Charles Lucien was the son of Lucien Bonaparte, brother of Napoleon, himself a politician and man of letters, who published works on Etruscan and Ancient Roman art and refused to divorce his wife, Alexandrine de Bleshamps, as Napoleon wanted him to make a dinastic marriage. While fleeing to the United States, Lucien was captured by the English and brought to England, where he led an active literary life and became an anglophile.
Julie’s mother, Zénaïde, Princess of France, Canino and Musignano, was the elder daughter of Joseph Bonaparte and Julie Clary. Joseph had been the king of Naples and then of Spain, and built one of the most beautiful and important landscaped gardens in the United States, at Point Breeze, Philadelphia. Joseph too, in fact, left for the United States after Napoleon’s capture by the English, but wanted to lead his own independent life.

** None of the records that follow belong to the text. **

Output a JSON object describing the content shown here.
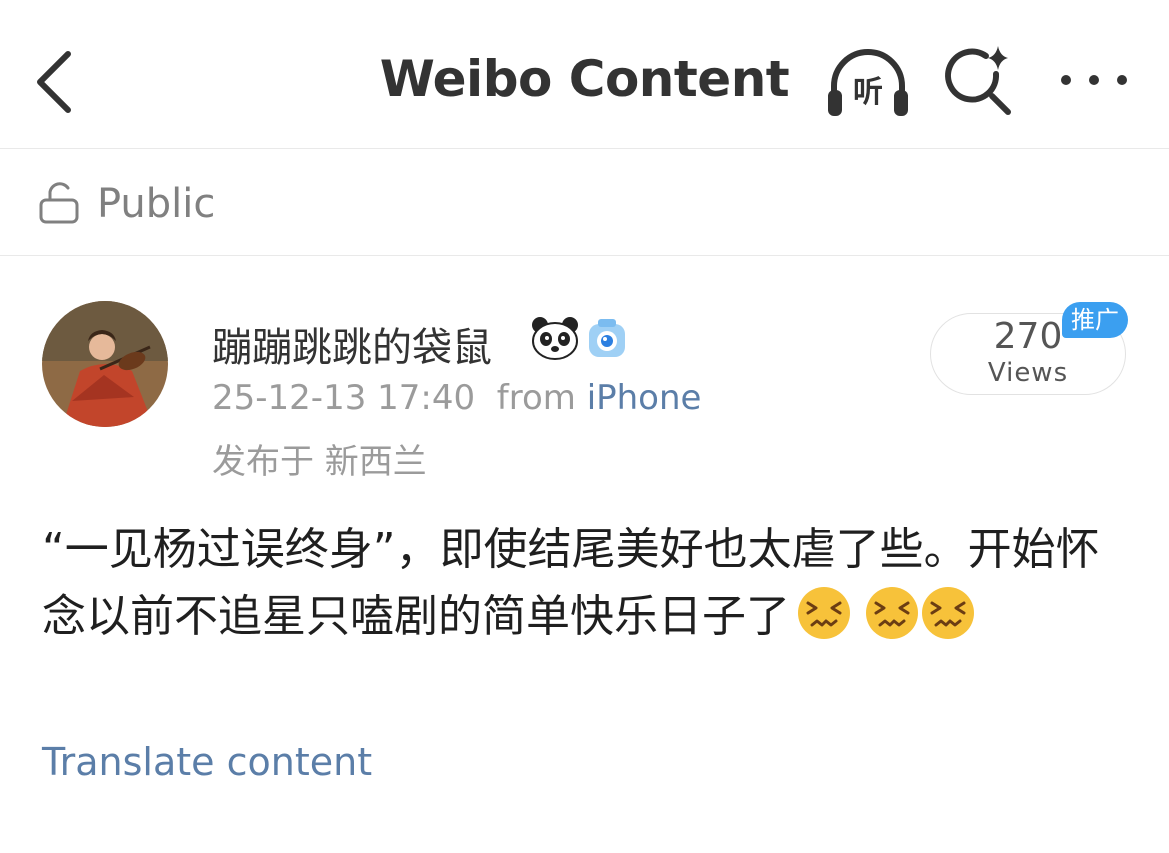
{
  "header": {
    "title": "Weibo Content",
    "icons": {
      "back": "chevron-left-icon",
      "listen": "headphones-icon",
      "search": "sparkle-search-icon",
      "more": "more-dots-icon"
    },
    "listen_glyph": "听"
  },
  "visibility": {
    "icon": "lock-open-icon",
    "label": "Public"
  },
  "post": {
    "author": "蹦蹦跳跳的袋鼠",
    "badges": [
      "panda-icon",
      "camera-icon"
    ],
    "timestamp": "25-12-13 17:40",
    "from_prefix": "from",
    "source": "iPhone",
    "location": "发布于 新西兰",
    "views": {
      "count": "270",
      "label": "Views"
    },
    "promo": "推广",
    "text": "“一见杨过误终身”，即使结尾美好也太虐了些。开始怀念以前不追星只嗑剧的简单快乐日子了",
    "emojis": [
      "confounded-emoji",
      "confounded-emoji",
      "confounded-emoji"
    ],
    "translate_label": "Translate content"
  },
  "colors": {
    "link": "#5b7ea8",
    "promo": "#3b9ff0",
    "secondary_text": "#9b9b9b"
  }
}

A truly Roman Bonaparte
In Rome, where she had her brother Lucien Cardinal of Santa Pudenziana and of San Lorenzo in Lucina, Julie married the Roman Marquis Alessandro Gaetano Carlo del Gallo di Roccagiovine, whose family seat is at Mandela.
Mandela’s grounds and countryside were considered to be one of the new picturesque ideal views of the 18th century, consacrated as such by the German painter Jacob Phillip Hackert (1737-1808) in his ten views of the countryside around Horace’s summer villa (the Latin poet Horace), all around Mandela, which Corot, Goethe and Lord Byron came to see, draw or write about.
Julie and her husband Alessandro bordered with oaks, cypresses and horse chestnuts, the ideal views loved by Hackert, turning them into a naturally landscaped parkland in the English style, as the fashion set by Capability Brown. They also built a romantic wood with paths and open spaces, with its own microclimate, for summer enjoyment. All of which we can still appreciate today.